The Oregon athletic department has gained some reputation for their marketing of the university's athletic programs. In that vein, consider a suggestion: have the Ducks schedule a series of football games, home and home with the University of Connecticut. In the revamped Big East conference, the Huskies are strong candidates to develop into one of the stronger programs. UConn is also the only major football program near the NYC market likely to enjoy consistent success (sorry, Rutgers – you've had your opportunity – move on down to I-AA). Combined with the Ducks current television package that includes broadcasts into that market via the YES network, such a match up would attract significant interest from the Big Apple media machine. An ongoing relationship, perhaps three games in each location over a 10 year period year period would build the long-term presence of the Ducks on that media distribution channel.
Every player walks away from his last game with more than a few life-long memories – plays made or missed, games won and games lost, certainly. The things remembered the most quickly, I tend to think, are of the "not-necessarily-a-part-of-the-game" variety. To wit:
During Coach Mike Bellotti's weekly press conference, streamed on OregonLive.com, conversation turned toward DL Devan Long. After a quick summary of recent performance and another word or two about Devan's work ethic and dedication, the conversation took a twist. "Great motor, great athleticism… and has enough of a different personality that's really enjoyable to be around. He brings a fun element to the game – he brings a lot of work on the field and he brings a lot of fun off the field. His perspective on life is different than some peoples but that's great, that's awesome" Bellotti said. When asked "how different (a perspective)", Bellotti's response was a chuckle and then "I can't tell you… I wish I could…. But some of the pre-game warm-up conversations I've had with Devon are some of the most entertaining conversations I've ever had in my life".
OK… about UCLA….
Saved the difficult discussion for last this week, or maybe no. Another that was expected to be in the "W" column at season's beginning is not. Such changes of fortune should not be a hidden danger to all of us who held those expectations, but we often act as though it is… unexpected danger, perhaps, but a hidden danger… that would stretch the definition. In his press conference, Coach Bellotti offered his assessment that "I don't think we are performing at the level we're capable of… bottom line." Then, "expectations always affect your judgment on how things went… if we play a complete game on offense, defense and special teams we can not only be a good football team, but a special football team."
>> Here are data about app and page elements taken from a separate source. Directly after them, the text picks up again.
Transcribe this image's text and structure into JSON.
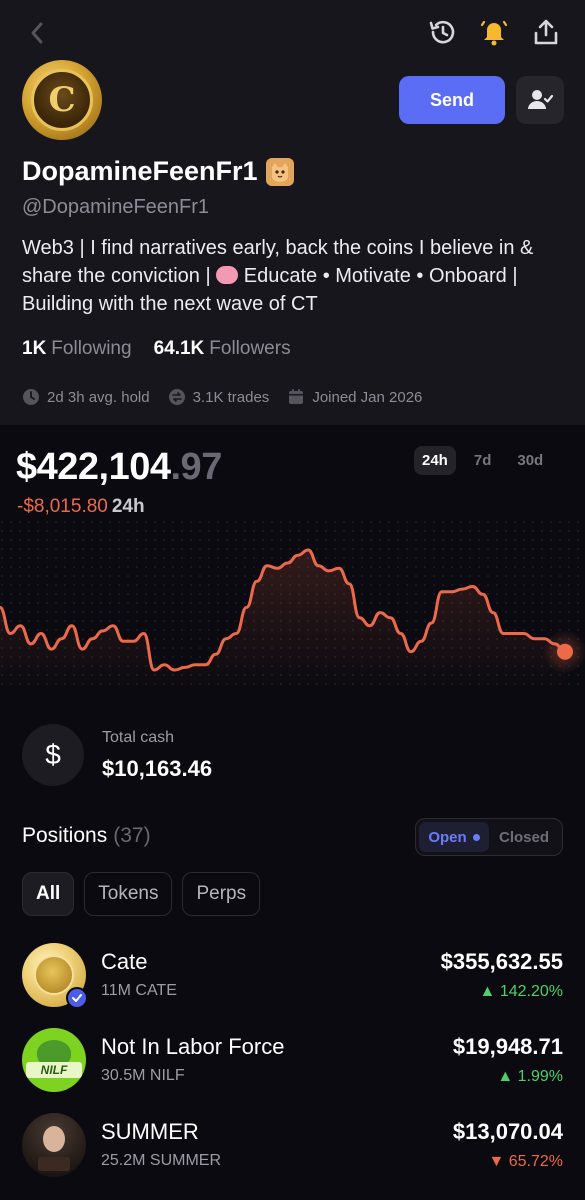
{
  "profile": {
    "display_name": "DopamineFeenFr1",
    "handle": "@DopamineFeenFr1",
    "bio_part1": "Web3 | I find narratives early, back the coins I believe in & share the conviction | ",
    "bio_part2": " Educate • Motivate • Onboard | Building with the next wave of CT",
    "following_count": "1K",
    "following_label": "Following",
    "followers_count": "64.1K",
    "followers_label": "Followers",
    "avg_hold": "2d 3h avg. hold",
    "trades": "3.1K trades",
    "joined": "Joined Jan 2026"
  },
  "actions": {
    "send_label": "Send"
  },
  "portfolio": {
    "balance_main": "$422,104",
    "balance_cents": ".97",
    "change_value": "-$8,015.80",
    "change_period": "24h",
    "timeframes": [
      "24h",
      "7d",
      "30d"
    ],
    "active_timeframe": "24h"
  },
  "cash": {
    "label": "Total cash",
    "value": "$10,163.46"
  },
  "positions": {
    "title": "Positions",
    "count": "(37)",
    "toggle_open": "Open",
    "toggle_closed": "Closed",
    "filters": [
      "All",
      "Tokens",
      "Perps"
    ],
    "items": [
      {
        "name": "Cate",
        "amount": "11M CATE",
        "value": "$355,632.55",
        "change": "142.20%",
        "direction": "up"
      },
      {
        "name": "Not In Labor Force",
        "amount": "30.5M NILF",
        "value": "$19,948.71",
        "change": "1.99%",
        "direction": "up"
      },
      {
        "name": "SUMMER",
        "amount": "25.2M SUMMER",
        "value": "$13,070.04",
        "change": "65.72%",
        "direction": "down"
      }
    ]
  },
  "icons": {
    "back": "chevron-left-icon",
    "history": "history-icon",
    "bell": "bell-icon",
    "share": "share-icon",
    "follow": "user-check-icon"
  },
  "colors": {
    "accent": "#5b6cf5",
    "bell": "#f5b82e",
    "negative": "#ec6a4a",
    "positive": "#4fd06c"
  },
  "chart_data": {
    "type": "line",
    "series": [
      {
        "values": [
          62,
          52,
          55,
          48,
          52,
          46,
          50,
          55,
          46,
          50,
          53,
          55,
          49,
          49,
          52,
          38,
          40,
          38,
          39,
          40,
          40,
          44,
          50,
          52,
          62,
          72,
          78,
          77,
          79,
          82,
          84,
          78,
          76,
          77,
          71,
          58,
          55,
          60,
          58,
          52,
          45,
          49,
          56,
          68,
          68,
          69,
          70,
          67,
          60,
          52,
          52,
          52,
          50,
          50,
          48,
          45
        ]
      }
    ]
  }
}
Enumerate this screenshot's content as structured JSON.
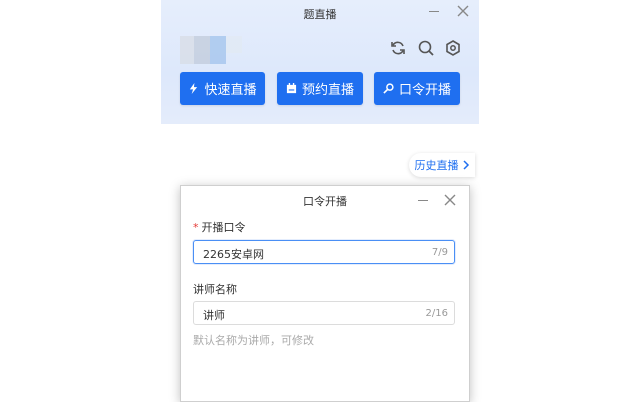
{
  "app": {
    "title": "题直播",
    "avatar_colors": [
      "#d9dfe9",
      "#c9d3e3",
      "#a9c8ef",
      "#d8e6f7",
      "#e7ecf3"
    ],
    "icons": [
      "refresh-icon",
      "search-icon",
      "settings-icon"
    ],
    "accent": "#1f6ff0",
    "buttons": {
      "quick": "快速直播",
      "schedule": "预约直播",
      "passcode": "口令开播"
    },
    "history": "历史直播"
  },
  "dialog": {
    "title": "口令开播",
    "passcode_label": "开播口令",
    "required_mark": "*",
    "passcode_value": "2265安卓网",
    "passcode_count": "7/9",
    "teacher_label": "讲师名称",
    "teacher_value": "讲师",
    "teacher_count": "2/16",
    "hint": "默认名称为讲师，可修改"
  }
}
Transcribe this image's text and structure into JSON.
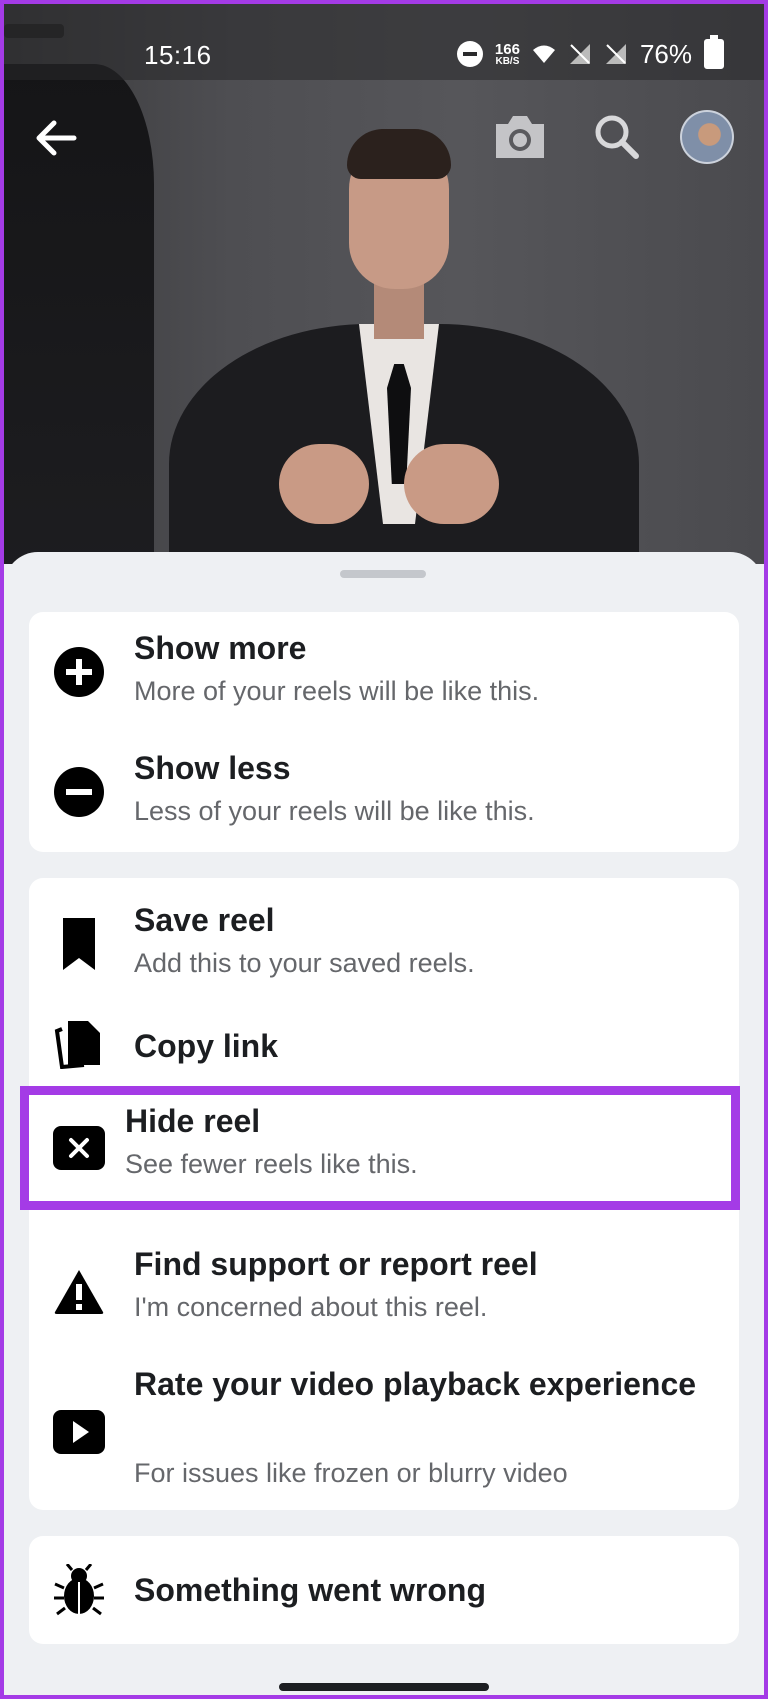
{
  "status_bar": {
    "time": "15:16",
    "network_speed_value": "166",
    "network_speed_unit": "KB/S",
    "battery": "76%"
  },
  "top_bar": {
    "icons": [
      "back-arrow-icon",
      "camera-icon",
      "search-icon",
      "avatar"
    ]
  },
  "menu": {
    "group1": [
      {
        "icon": "plus-circle-icon",
        "title": "Show more",
        "subtitle": "More of your reels will be like this."
      },
      {
        "icon": "minus-circle-icon",
        "title": "Show less",
        "subtitle": "Less of your reels will be like this."
      }
    ],
    "group2": [
      {
        "icon": "bookmark-icon",
        "title": "Save reel",
        "subtitle": "Add this to your saved reels."
      },
      {
        "icon": "copy-icon",
        "title": "Copy link"
      },
      {
        "icon": "close-box-icon",
        "title": "Hide reel",
        "subtitle": "See fewer reels like this.",
        "highlighted": true
      },
      {
        "icon": "warning-icon",
        "title": "Find support or report reel",
        "subtitle": "I'm concerned about this reel."
      },
      {
        "icon": "play-icon",
        "title": "Rate your video playback experience",
        "subtitle": "For issues like frozen or blurry video"
      }
    ],
    "group3": [
      {
        "icon": "bug-icon",
        "title": "Something went wrong"
      }
    ]
  },
  "colors": {
    "highlight": "#a43be6",
    "text_primary": "#1c1e21",
    "text_secondary": "#65676b",
    "sheet_bg": "#eef0f3"
  }
}
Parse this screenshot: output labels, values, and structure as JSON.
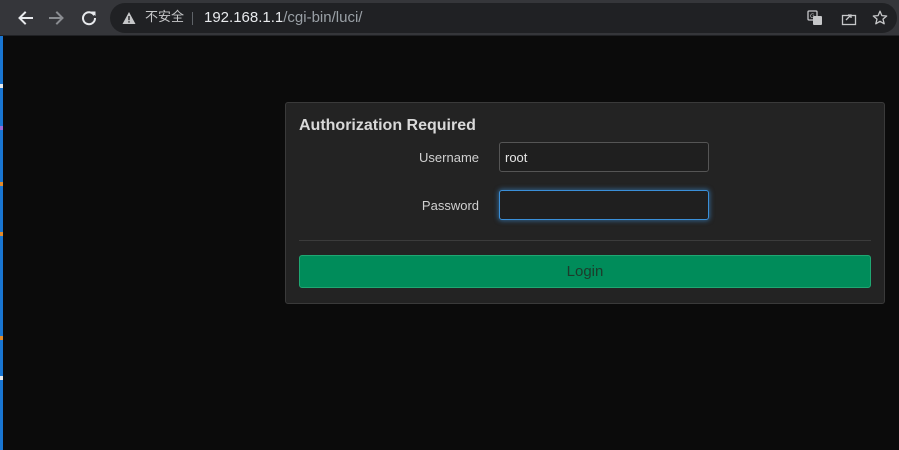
{
  "browser": {
    "security_label": "不安全",
    "url_host": "192.168.1.1",
    "url_path": "/cgi-bin/luci/",
    "icons": {
      "back": "back-arrow-icon",
      "forward": "forward-arrow-icon",
      "reload": "reload-icon",
      "warning": "warning-triangle-icon",
      "translate": "translate-icon",
      "share": "share-icon",
      "bookmark": "bookmark-star-icon"
    }
  },
  "login": {
    "title": "Authorization Required",
    "username_label": "Username",
    "username_value": "root",
    "password_label": "Password",
    "password_value": "",
    "button_label": "Login"
  },
  "colors": {
    "page_background": "#0b0b0b",
    "panel_background": "#232323",
    "button_background": "#008c5a",
    "focus_ring": "#3a8fd8",
    "sidebar_accent": "#1976d2"
  }
}
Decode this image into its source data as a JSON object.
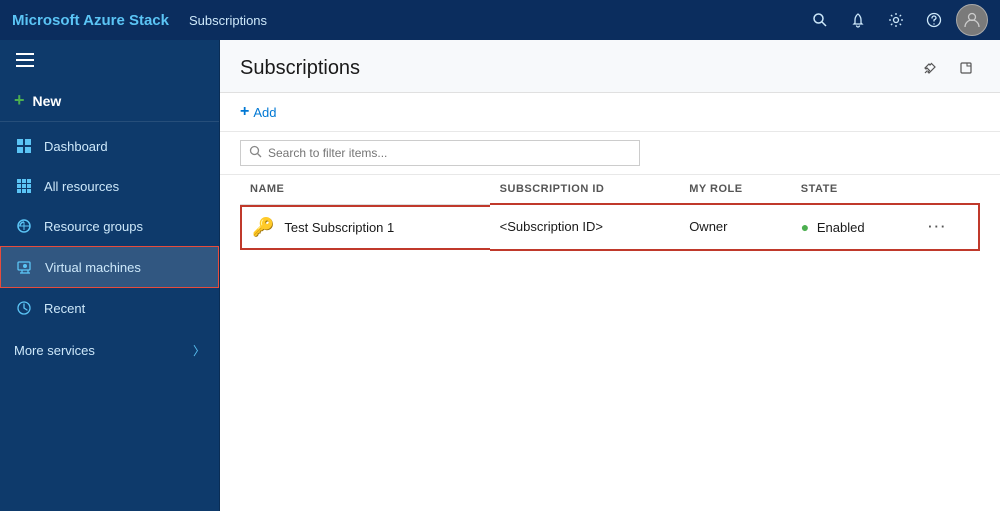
{
  "app": {
    "title": "Microsoft Azure Stack",
    "header_subtitle": "Subscriptions",
    "page_title": "Subscriptions"
  },
  "topbar": {
    "icons": [
      "search",
      "bell",
      "settings",
      "help"
    ],
    "search_title": "Search",
    "bell_title": "Notifications",
    "settings_title": "Settings",
    "help_title": "Help"
  },
  "sidebar": {
    "new_label": "New",
    "items": [
      {
        "id": "dashboard",
        "label": "Dashboard",
        "icon": "dashboard-icon"
      },
      {
        "id": "all-resources",
        "label": "All resources",
        "icon": "all-resources-icon"
      },
      {
        "id": "resource-groups",
        "label": "Resource groups",
        "icon": "resource-groups-icon"
      },
      {
        "id": "virtual-machines",
        "label": "Virtual machines",
        "icon": "virtual-machines-icon",
        "active": true
      },
      {
        "id": "recent",
        "label": "Recent",
        "icon": "recent-icon"
      }
    ],
    "more_services_label": "More services"
  },
  "content": {
    "add_label": "Add",
    "search_placeholder": "Search to filter items...",
    "columns": [
      "NAME",
      "SUBSCRIPTION ID",
      "MY ROLE",
      "STATE"
    ],
    "rows": [
      {
        "name": "Test Subscription 1",
        "subscription_id": "<Subscription ID>",
        "role": "Owner",
        "state": "Enabled",
        "highlighted": true
      }
    ]
  }
}
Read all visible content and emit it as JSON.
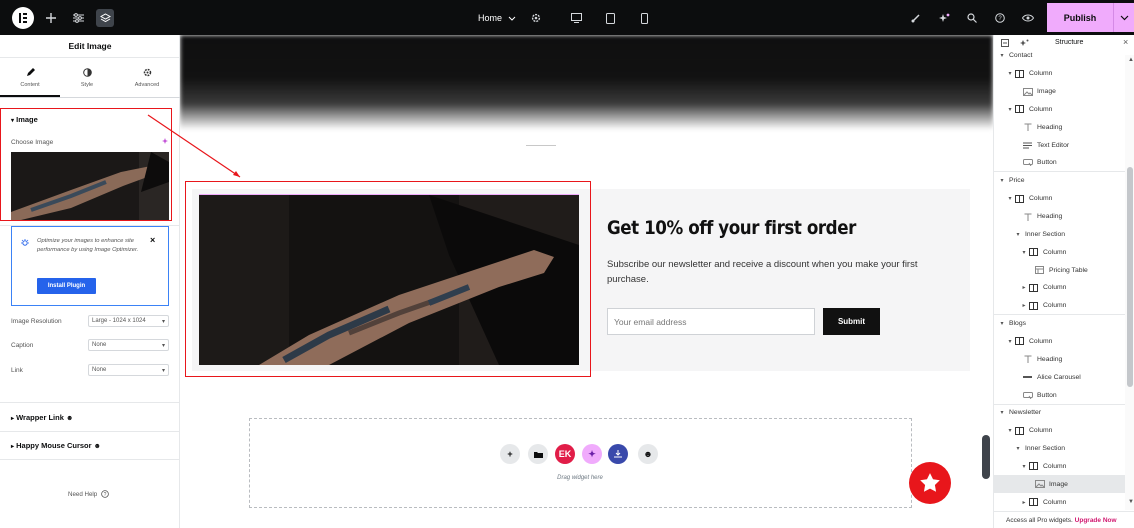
{
  "topbar": {
    "page_selector": "Home",
    "publish_label": "Publish",
    "icons": [
      "elementor-logo-icon",
      "add-icon",
      "settings-sliders-icon",
      "structure-layers-icon",
      "gear-icon",
      "desktop-icon",
      "tablet-icon",
      "mobile-icon",
      "brush-icon",
      "sparkle-icon",
      "search-icon",
      "help-icon",
      "eye-icon",
      "chevron-down-icon"
    ]
  },
  "left_panel": {
    "title": "Edit Image",
    "tabs": [
      {
        "label": "Content",
        "icon": "pencil-icon"
      },
      {
        "label": "Style",
        "icon": "half-circle-icon"
      },
      {
        "label": "Advanced",
        "icon": "gear-icon"
      }
    ],
    "image_section": {
      "heading": "Image",
      "choose_label": "Choose Image"
    },
    "notice": {
      "text": "Optimize your images to enhance site performance by using Image Optimizer.",
      "button": "Install Plugin"
    },
    "fields": [
      {
        "label": "Image Resolution",
        "value": "Large - 1024 x 1024"
      },
      {
        "label": "Caption",
        "value": "None"
      },
      {
        "label": "Link",
        "value": "None"
      }
    ],
    "collapsed_sections": [
      "Wrapper Link",
      "Happy Mouse Cursor"
    ],
    "need_help": "Need Help"
  },
  "canvas": {
    "promo": {
      "title": "Get 10% off your first order",
      "text": "Subscribe our newsletter and receive a discount when you make your first purchase.",
      "email_placeholder": "Your email address",
      "submit": "Submit"
    },
    "drop_zone_text": "Drag widget here"
  },
  "right_panel": {
    "title": "Structure",
    "tree": [
      {
        "label": "Contact",
        "level": 0,
        "caret": "down",
        "icon": "none"
      },
      {
        "label": "Column",
        "level": 1,
        "caret": "down",
        "icon": "column-icon"
      },
      {
        "label": "Image",
        "level": 2,
        "caret": "",
        "icon": "image-icon"
      },
      {
        "label": "Column",
        "level": 1,
        "caret": "down",
        "icon": "column-icon"
      },
      {
        "label": "Heading",
        "level": 2,
        "caret": "",
        "icon": "heading-icon"
      },
      {
        "label": "Text Editor",
        "level": 2,
        "caret": "",
        "icon": "text-editor-icon"
      },
      {
        "label": "Button",
        "level": 2,
        "caret": "",
        "icon": "button-icon"
      },
      {
        "label": "Price",
        "level": 0,
        "caret": "down",
        "icon": "none"
      },
      {
        "label": "Column",
        "level": 1,
        "caret": "down",
        "icon": "column-icon"
      },
      {
        "label": "Heading",
        "level": 2,
        "caret": "",
        "icon": "heading-icon"
      },
      {
        "label": "Inner Section",
        "level": 2,
        "caret": "down",
        "icon": "none"
      },
      {
        "label": "Column",
        "level": 3,
        "caret": "down",
        "icon": "column-icon"
      },
      {
        "label": "Pricing Table",
        "level": 4,
        "caret": "",
        "icon": "pricing-table-icon"
      },
      {
        "label": "Column",
        "level": 3,
        "caret": "right",
        "icon": "column-icon"
      },
      {
        "label": "Column",
        "level": 3,
        "caret": "right",
        "icon": "column-icon"
      },
      {
        "label": "Blogs",
        "level": 0,
        "caret": "down",
        "icon": "none"
      },
      {
        "label": "Column",
        "level": 1,
        "caret": "down",
        "icon": "column-icon"
      },
      {
        "label": "Heading",
        "level": 2,
        "caret": "",
        "icon": "heading-icon"
      },
      {
        "label": "Alice Carousel",
        "level": 2,
        "caret": "",
        "icon": "carousel-icon"
      },
      {
        "label": "Button",
        "level": 2,
        "caret": "",
        "icon": "button-icon"
      },
      {
        "label": "Newsletter",
        "level": 0,
        "caret": "down",
        "icon": "none"
      },
      {
        "label": "Column",
        "level": 1,
        "caret": "down",
        "icon": "column-icon"
      },
      {
        "label": "Inner Section",
        "level": 2,
        "caret": "down",
        "icon": "none"
      },
      {
        "label": "Column",
        "level": 3,
        "caret": "down",
        "icon": "column-icon"
      },
      {
        "label": "Image",
        "level": 4,
        "caret": "",
        "icon": "image-icon",
        "selected": true
      },
      {
        "label": "Column",
        "level": 3,
        "caret": "right",
        "icon": "column-icon"
      }
    ],
    "pro_text": "Access all Pro widgets.",
    "pro_link": "Upgrade Now"
  },
  "colors": {
    "topbar_bg": "#0c0d0e",
    "publish_bg": "#f0abfc",
    "highlight_red": "#e8161b",
    "install_button": "#2563eb",
    "pro_link": "#d1186f"
  }
}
As the Duck program grew in stature over the past decade - winning as many, or more, games against the Huskies than were lost was a significant benchmark of progress. So it was with the Los Angeles schools, though perhaps less vociferously cherished. Carson Palmer's first victory against the Ducks two seasons ago was his only victory in four tries Adding to the indignity, he lost most of one season with a broken collarbone after a sideline collision with Oregon's Michael Fletcher. Last Saturday's victory by UCLA was the first for the Bruins since 1999. As this season winds down, as last weekend's insufficiency soaks deeper into the rain of a Civil War weekend, it would be wise to refocus the benchmark south.
Corvallis is north… certainly a win on Saturday is by no means a given. However, Oregon is more balanced offensively and the defense should keep enough pressure on Oregon State quarterback Derek Anderson to prevent the kind of scorching he applied the last time the Ducks came calling to Salsa… uh, Reser Stadium. The greater point, however, is the future of the Ducks – whatever this season has detailed, the pieces remain in place for continued opportunities for success. In Corvallis, that is not so certain. And that disparity will be evident in Saturday's 108th match-up. Oregon by a touchdown, 23-16.